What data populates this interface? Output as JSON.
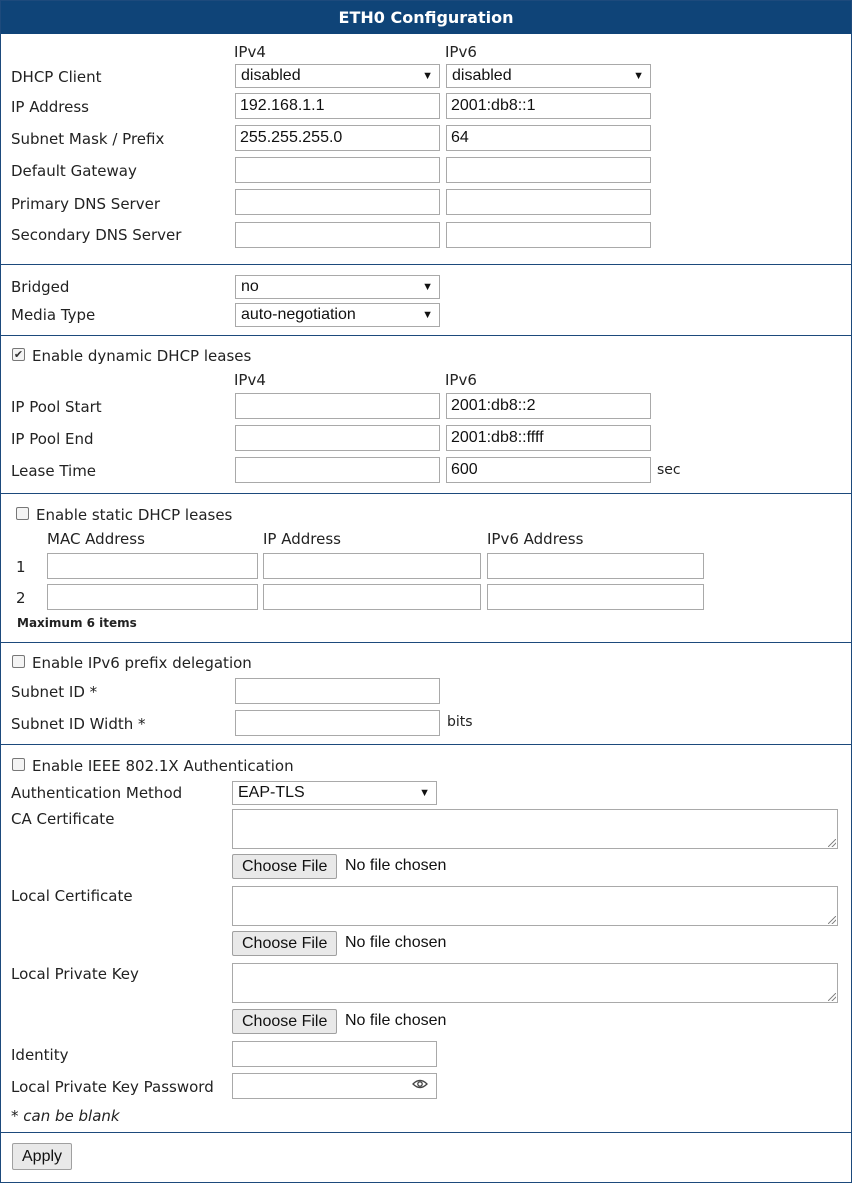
{
  "header": {
    "title": "ETH0 Configuration"
  },
  "ip": {
    "col_ipv4": "IPv4",
    "col_ipv6": "IPv6",
    "dhcp_client_label": "DHCP Client",
    "dhcp_client_ipv4": "disabled",
    "dhcp_client_ipv6": "disabled",
    "ip_address_label": "IP Address",
    "ip_address_ipv4": "192.168.1.1",
    "ip_address_ipv6": "2001:db8::1",
    "subnet_label": "Subnet Mask / Prefix",
    "subnet_ipv4": "255.255.255.0",
    "subnet_ipv6": "64",
    "gateway_label": "Default Gateway",
    "gateway_ipv4": "",
    "gateway_ipv6": "",
    "primary_dns_label": "Primary DNS Server",
    "primary_dns_ipv4": "",
    "primary_dns_ipv6": "",
    "secondary_dns_label": "Secondary DNS Server",
    "secondary_dns_ipv4": "",
    "secondary_dns_ipv6": ""
  },
  "bridge": {
    "bridged_label": "Bridged",
    "bridged_value": "no",
    "media_label": "Media Type",
    "media_value": "auto-negotiation"
  },
  "dyn_dhcp": {
    "enable_label": "Enable dynamic DHCP leases",
    "checked": true,
    "col_ipv4": "IPv4",
    "col_ipv6": "IPv6",
    "pool_start_label": "IP Pool Start",
    "pool_start_ipv4": "",
    "pool_start_ipv6": "2001:db8::2",
    "pool_end_label": "IP Pool End",
    "pool_end_ipv4": "",
    "pool_end_ipv6": "2001:db8::ffff",
    "lease_label": "Lease Time",
    "lease_ipv4": "",
    "lease_ipv6": "600",
    "lease_unit": "sec"
  },
  "static_dhcp": {
    "enable_label": "Enable static DHCP leases",
    "checked": false,
    "col_mac": "MAC Address",
    "col_ip": "IP Address",
    "col_ipv6": "IPv6 Address",
    "rows": [
      {
        "num": "1",
        "mac": "",
        "ip": "",
        "ipv6": ""
      },
      {
        "num": "2",
        "mac": "",
        "ip": "",
        "ipv6": ""
      }
    ],
    "max_note": "Maximum 6 items"
  },
  "prefix_delegation": {
    "enable_label": "Enable IPv6 prefix delegation",
    "checked": false,
    "subnet_id_label": "Subnet ID *",
    "subnet_id_value": "",
    "subnet_width_label": "Subnet ID Width *",
    "subnet_width_value": "",
    "width_unit": "bits"
  },
  "auth": {
    "enable_label": "Enable IEEE 802.1X Authentication",
    "checked": false,
    "method_label": "Authentication Method",
    "method_value": "EAP-TLS",
    "ca_label": "CA Certificate",
    "local_cert_label": "Local Certificate",
    "local_key_label": "Local Private Key",
    "choose_file": "Choose File",
    "no_file": "No file chosen",
    "identity_label": "Identity",
    "identity_value": "",
    "key_password_label": "Local Private Key Password",
    "key_password_value": "",
    "blank_note": "* can be blank"
  },
  "footer": {
    "apply_label": "Apply"
  }
}
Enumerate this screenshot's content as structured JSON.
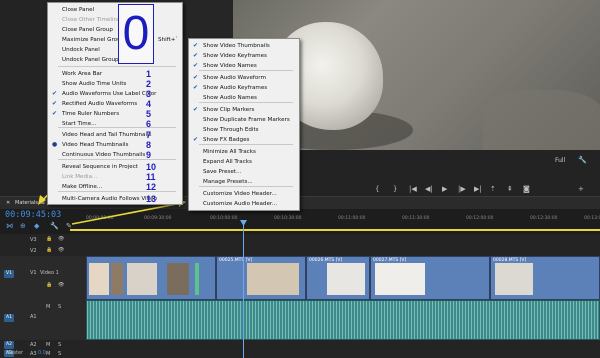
{
  "panel_menu": {
    "items": [
      {
        "label": "Close Panel",
        "disabled": false
      },
      {
        "label": "Close Other Timeline Panels",
        "disabled": true
      },
      {
        "label": "Close Panel Group",
        "disabled": false
      },
      {
        "label": "Maximize Panel Group",
        "disabled": false,
        "shortcut": "Shift+`"
      },
      {
        "label": "Undock Panel",
        "disabled": false
      },
      {
        "label": "Undock Panel Group",
        "disabled": false
      },
      {
        "label": "Work Area Bar",
        "disabled": false,
        "checked": false,
        "num": "1"
      },
      {
        "label": "Show Audio Time Units",
        "disabled": false,
        "checked": false,
        "num": "2"
      },
      {
        "label": "Audio Waveforms Use Label Color",
        "disabled": false,
        "checked": true,
        "num": "3"
      },
      {
        "label": "Rectified Audio Waveforms",
        "disabled": false,
        "checked": true,
        "num": "4"
      },
      {
        "label": "Time Ruler Numbers",
        "disabled": false,
        "checked": true,
        "num": "5"
      },
      {
        "label": "Start Time...",
        "disabled": false,
        "num": "6"
      },
      {
        "label": "Video Head and Tail Thumbnails",
        "disabled": false,
        "num": "7"
      },
      {
        "label": "Video Head Thumbnails",
        "disabled": false,
        "radio": true,
        "num": "8"
      },
      {
        "label": "Continuous Video Thumbnails",
        "disabled": false,
        "num": "9"
      },
      {
        "label": "Reveal Sequence in Project",
        "disabled": false,
        "num": "10"
      },
      {
        "label": "Link Media...",
        "disabled": true,
        "num": "11"
      },
      {
        "label": "Make Offline...",
        "disabled": false,
        "num": "12"
      },
      {
        "label": "Multi-Camera Audio Follows Video",
        "disabled": false,
        "num": "13"
      }
    ],
    "big_number": "0"
  },
  "settings_menu": {
    "items": [
      {
        "label": "Show Video Thumbnails",
        "checked": true
      },
      {
        "label": "Show Video Keyframes",
        "checked": true
      },
      {
        "label": "Show Video Names",
        "checked": true
      },
      {
        "label": "Show Audio Waveform",
        "checked": true
      },
      {
        "label": "Show Audio Keyframes",
        "checked": true
      },
      {
        "label": "Show Audio Names",
        "checked": false
      },
      {
        "label": "Show Clip Markers",
        "checked": true
      },
      {
        "label": "Show Duplicate Frame Markers",
        "checked": false
      },
      {
        "label": "Show Through Edits",
        "checked": false
      },
      {
        "label": "Show FX Badges",
        "checked": true
      },
      {
        "label": "Minimize All Tracks",
        "checked": false
      },
      {
        "label": "Expand All Tracks",
        "checked": false
      },
      {
        "label": "Save Preset...",
        "checked": false
      },
      {
        "label": "Manage Presets...",
        "checked": false
      },
      {
        "label": "Customize Video Header...",
        "checked": false
      },
      {
        "label": "Customize Audio Header...",
        "checked": false
      }
    ]
  },
  "monitor": {
    "resolution": "Full",
    "wrench": "wrench-icon"
  },
  "timeline": {
    "tab": "Materials",
    "timecode": "00:09:45:03",
    "ruler": [
      "00:09:00:00",
      "00:09:30:00",
      "00:10:00:00",
      "00:10:30:00",
      "00:11:00:00",
      "00:11:30:00",
      "00:12:00:00",
      "00:12:30:00",
      "00:13:00:00"
    ],
    "video_tracks": [
      "V3",
      "V2",
      "V1"
    ],
    "v1_name": "Video 1",
    "audio_tracks": [
      "A1",
      "A2",
      "A3"
    ],
    "master": "Master",
    "master_value": "0.0",
    "clips": [
      "00025.MTS [V]",
      "00026.MTS [V]",
      "00027.MTS [V]",
      "00028.MTS [V]"
    ],
    "track_btns": {
      "m": "M",
      "s": "S"
    }
  },
  "colors": {
    "accent": "#3e8ee6",
    "clip_video": "#5c80b8",
    "clip_audio": "#3d8a8b",
    "annotation": "#1d1dbf",
    "yellow_arrow": "#e9d73a"
  }
}
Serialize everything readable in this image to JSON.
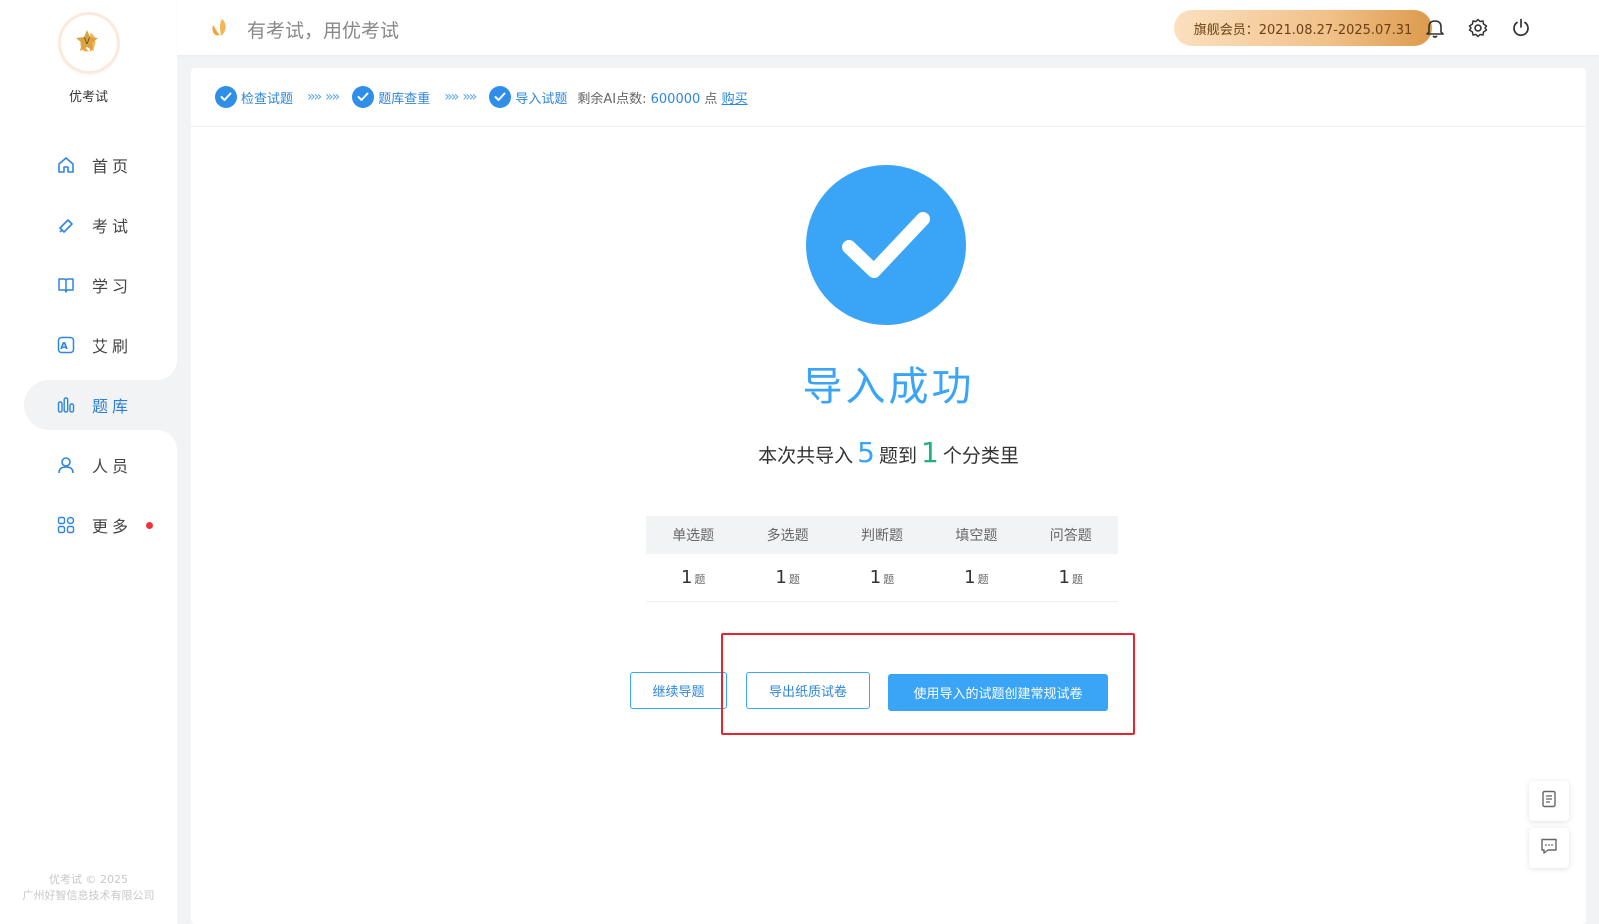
{
  "brand": {
    "name": "优考试",
    "copyright_line1": "优考试 © 2025",
    "copyright_line2": "广州好智信息技术有限公司"
  },
  "nav": [
    {
      "label": "首页",
      "icon": "home-icon",
      "active": false
    },
    {
      "label": "考试",
      "icon": "tag-icon",
      "active": false
    },
    {
      "label": "学习",
      "icon": "book-icon",
      "active": false
    },
    {
      "label": "艾刷",
      "icon": "letter-a-icon",
      "active": false
    },
    {
      "label": "题库",
      "icon": "bars-icon",
      "active": true
    },
    {
      "label": "人员",
      "icon": "user-icon",
      "active": false
    },
    {
      "label": "更多",
      "icon": "grid-icon",
      "active": false,
      "badge": "red-dot"
    }
  ],
  "header": {
    "slogan": "有考试，用优考试",
    "membership": "旗舰会员：2021.08.27-2025.07.31"
  },
  "steps": [
    {
      "label": "检查试题",
      "done": true
    },
    {
      "label": "题库查重",
      "done": true
    },
    {
      "label": "导入试题",
      "done": true
    }
  ],
  "points": {
    "prefix": "剩余AI点数:",
    "value": "600000",
    "unit": "点",
    "buy_label": "购买"
  },
  "result": {
    "title": "导入成功",
    "summary_prefix": "本次共导入",
    "question_count": "5",
    "summary_middle": "题到",
    "category_count": "1",
    "summary_suffix": "个分类里"
  },
  "question_types": {
    "headers": [
      "单选题",
      "多选题",
      "判断题",
      "填空题",
      "问答题"
    ],
    "counts": [
      "1",
      "1",
      "1",
      "1",
      "1"
    ],
    "unit": "题"
  },
  "actions": {
    "continue_label": "继续导题",
    "export_label": "导出纸质试卷",
    "create_label": "使用导入的试题创建常规试卷"
  },
  "colors": {
    "primary": "#3aa4f6",
    "success_num": "#22b07d",
    "highlight": "#e3262f"
  }
}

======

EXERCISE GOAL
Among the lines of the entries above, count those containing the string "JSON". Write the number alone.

SOLUTION TO THE PROBLEM
3